**What you are asked to do:** Where a line in the records holds "dropdown", count it once; return only the final number.

** Dataset entries follows **

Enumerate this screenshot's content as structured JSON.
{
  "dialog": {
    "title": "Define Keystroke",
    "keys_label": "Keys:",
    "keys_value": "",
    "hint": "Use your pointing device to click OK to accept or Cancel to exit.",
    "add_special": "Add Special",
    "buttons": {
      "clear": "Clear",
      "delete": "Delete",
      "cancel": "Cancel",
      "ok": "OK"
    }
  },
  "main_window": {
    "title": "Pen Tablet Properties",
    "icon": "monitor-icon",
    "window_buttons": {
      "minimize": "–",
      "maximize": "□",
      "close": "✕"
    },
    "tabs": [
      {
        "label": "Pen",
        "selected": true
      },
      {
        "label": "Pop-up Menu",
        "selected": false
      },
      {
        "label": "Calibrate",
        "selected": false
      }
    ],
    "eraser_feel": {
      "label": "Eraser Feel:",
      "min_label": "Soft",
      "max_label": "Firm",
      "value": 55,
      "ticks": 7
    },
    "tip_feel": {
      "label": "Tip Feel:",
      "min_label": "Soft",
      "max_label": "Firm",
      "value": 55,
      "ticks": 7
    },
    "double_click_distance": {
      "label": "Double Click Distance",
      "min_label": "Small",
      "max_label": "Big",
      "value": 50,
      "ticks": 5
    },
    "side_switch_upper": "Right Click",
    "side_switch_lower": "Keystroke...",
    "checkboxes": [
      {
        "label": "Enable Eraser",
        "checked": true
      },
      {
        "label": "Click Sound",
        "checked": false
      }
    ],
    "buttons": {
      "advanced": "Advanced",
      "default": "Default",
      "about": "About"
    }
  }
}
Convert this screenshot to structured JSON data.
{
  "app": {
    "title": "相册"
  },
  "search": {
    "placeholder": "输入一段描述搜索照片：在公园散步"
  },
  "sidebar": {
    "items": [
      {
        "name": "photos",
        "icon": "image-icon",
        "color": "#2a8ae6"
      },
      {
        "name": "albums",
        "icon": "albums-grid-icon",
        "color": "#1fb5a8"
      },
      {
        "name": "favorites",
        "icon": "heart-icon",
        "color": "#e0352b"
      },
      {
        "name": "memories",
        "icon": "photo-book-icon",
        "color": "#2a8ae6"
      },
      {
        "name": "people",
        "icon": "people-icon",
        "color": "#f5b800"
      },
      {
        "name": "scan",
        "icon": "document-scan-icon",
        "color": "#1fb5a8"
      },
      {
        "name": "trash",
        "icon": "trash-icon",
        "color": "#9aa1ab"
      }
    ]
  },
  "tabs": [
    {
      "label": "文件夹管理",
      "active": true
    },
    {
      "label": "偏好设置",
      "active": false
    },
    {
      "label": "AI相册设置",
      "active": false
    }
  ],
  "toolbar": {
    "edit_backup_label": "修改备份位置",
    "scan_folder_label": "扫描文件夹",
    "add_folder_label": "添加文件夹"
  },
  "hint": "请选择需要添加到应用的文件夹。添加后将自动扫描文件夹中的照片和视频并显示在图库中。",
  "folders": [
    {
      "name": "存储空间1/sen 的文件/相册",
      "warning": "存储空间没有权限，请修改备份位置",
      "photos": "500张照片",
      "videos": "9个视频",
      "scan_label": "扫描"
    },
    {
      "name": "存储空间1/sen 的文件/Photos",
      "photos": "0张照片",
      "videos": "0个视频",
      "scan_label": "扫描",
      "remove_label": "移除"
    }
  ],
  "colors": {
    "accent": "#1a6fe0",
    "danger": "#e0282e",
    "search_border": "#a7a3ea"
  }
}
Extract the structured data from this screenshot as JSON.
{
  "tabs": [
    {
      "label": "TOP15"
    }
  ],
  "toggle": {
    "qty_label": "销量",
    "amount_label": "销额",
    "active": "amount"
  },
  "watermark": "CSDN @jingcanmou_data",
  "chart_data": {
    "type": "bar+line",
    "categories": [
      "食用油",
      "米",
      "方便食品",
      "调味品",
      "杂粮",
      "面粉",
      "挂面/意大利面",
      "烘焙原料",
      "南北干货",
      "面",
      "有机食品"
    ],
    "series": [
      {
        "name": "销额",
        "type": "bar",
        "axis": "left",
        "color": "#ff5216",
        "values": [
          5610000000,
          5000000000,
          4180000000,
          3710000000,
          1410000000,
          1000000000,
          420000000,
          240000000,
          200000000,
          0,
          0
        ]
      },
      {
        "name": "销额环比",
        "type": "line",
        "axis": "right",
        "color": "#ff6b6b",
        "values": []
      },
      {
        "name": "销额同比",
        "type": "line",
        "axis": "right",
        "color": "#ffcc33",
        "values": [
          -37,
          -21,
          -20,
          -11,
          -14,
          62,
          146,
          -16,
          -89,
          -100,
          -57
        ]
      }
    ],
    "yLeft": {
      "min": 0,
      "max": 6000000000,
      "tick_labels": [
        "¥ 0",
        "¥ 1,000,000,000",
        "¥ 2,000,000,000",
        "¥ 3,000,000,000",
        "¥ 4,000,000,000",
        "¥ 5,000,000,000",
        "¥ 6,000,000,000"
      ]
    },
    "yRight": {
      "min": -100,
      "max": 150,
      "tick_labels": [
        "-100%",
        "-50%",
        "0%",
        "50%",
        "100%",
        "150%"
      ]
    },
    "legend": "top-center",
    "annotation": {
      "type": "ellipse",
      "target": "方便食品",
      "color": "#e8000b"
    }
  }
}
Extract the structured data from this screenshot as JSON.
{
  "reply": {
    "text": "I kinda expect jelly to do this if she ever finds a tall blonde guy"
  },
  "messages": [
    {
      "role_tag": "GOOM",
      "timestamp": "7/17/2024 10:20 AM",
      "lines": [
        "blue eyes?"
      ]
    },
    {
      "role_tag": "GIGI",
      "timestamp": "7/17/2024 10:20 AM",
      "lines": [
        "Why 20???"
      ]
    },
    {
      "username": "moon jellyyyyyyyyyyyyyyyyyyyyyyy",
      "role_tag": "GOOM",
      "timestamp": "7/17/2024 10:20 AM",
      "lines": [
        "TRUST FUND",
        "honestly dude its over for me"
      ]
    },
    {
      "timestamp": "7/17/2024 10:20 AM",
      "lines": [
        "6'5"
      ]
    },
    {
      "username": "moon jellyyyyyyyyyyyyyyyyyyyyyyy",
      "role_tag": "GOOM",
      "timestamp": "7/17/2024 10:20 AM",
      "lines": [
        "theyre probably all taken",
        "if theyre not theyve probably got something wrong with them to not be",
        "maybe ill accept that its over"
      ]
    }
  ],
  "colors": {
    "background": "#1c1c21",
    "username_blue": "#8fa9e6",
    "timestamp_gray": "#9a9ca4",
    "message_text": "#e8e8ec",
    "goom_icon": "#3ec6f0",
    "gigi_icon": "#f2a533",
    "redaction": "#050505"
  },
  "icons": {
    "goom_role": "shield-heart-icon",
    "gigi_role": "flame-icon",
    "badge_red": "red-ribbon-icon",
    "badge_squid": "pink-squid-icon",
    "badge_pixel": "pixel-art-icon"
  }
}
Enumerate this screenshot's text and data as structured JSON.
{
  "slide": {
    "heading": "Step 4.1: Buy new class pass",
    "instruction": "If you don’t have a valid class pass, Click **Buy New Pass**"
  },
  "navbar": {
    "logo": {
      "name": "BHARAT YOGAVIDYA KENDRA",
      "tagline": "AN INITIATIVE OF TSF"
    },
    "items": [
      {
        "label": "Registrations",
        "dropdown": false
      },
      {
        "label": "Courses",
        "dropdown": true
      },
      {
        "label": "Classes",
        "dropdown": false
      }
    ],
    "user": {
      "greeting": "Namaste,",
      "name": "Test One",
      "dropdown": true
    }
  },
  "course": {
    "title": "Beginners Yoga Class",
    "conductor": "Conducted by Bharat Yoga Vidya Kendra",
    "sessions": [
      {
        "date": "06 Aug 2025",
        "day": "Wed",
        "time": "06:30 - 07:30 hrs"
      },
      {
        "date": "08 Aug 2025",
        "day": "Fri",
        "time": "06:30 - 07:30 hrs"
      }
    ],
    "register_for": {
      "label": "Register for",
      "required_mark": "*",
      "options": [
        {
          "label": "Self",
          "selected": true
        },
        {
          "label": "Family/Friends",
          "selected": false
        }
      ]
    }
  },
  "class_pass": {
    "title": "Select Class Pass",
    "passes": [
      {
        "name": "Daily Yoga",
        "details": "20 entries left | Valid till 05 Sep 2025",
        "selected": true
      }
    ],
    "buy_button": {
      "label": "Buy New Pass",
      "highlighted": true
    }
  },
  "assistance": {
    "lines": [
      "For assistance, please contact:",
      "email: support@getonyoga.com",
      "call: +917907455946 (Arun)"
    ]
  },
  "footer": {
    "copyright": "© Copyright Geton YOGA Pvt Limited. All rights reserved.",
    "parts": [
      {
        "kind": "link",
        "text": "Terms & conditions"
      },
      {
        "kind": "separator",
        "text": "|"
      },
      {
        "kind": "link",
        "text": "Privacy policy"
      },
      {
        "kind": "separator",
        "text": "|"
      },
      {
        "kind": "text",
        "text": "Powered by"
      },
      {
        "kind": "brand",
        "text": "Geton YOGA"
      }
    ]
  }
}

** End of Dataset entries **

**Answer space:** 4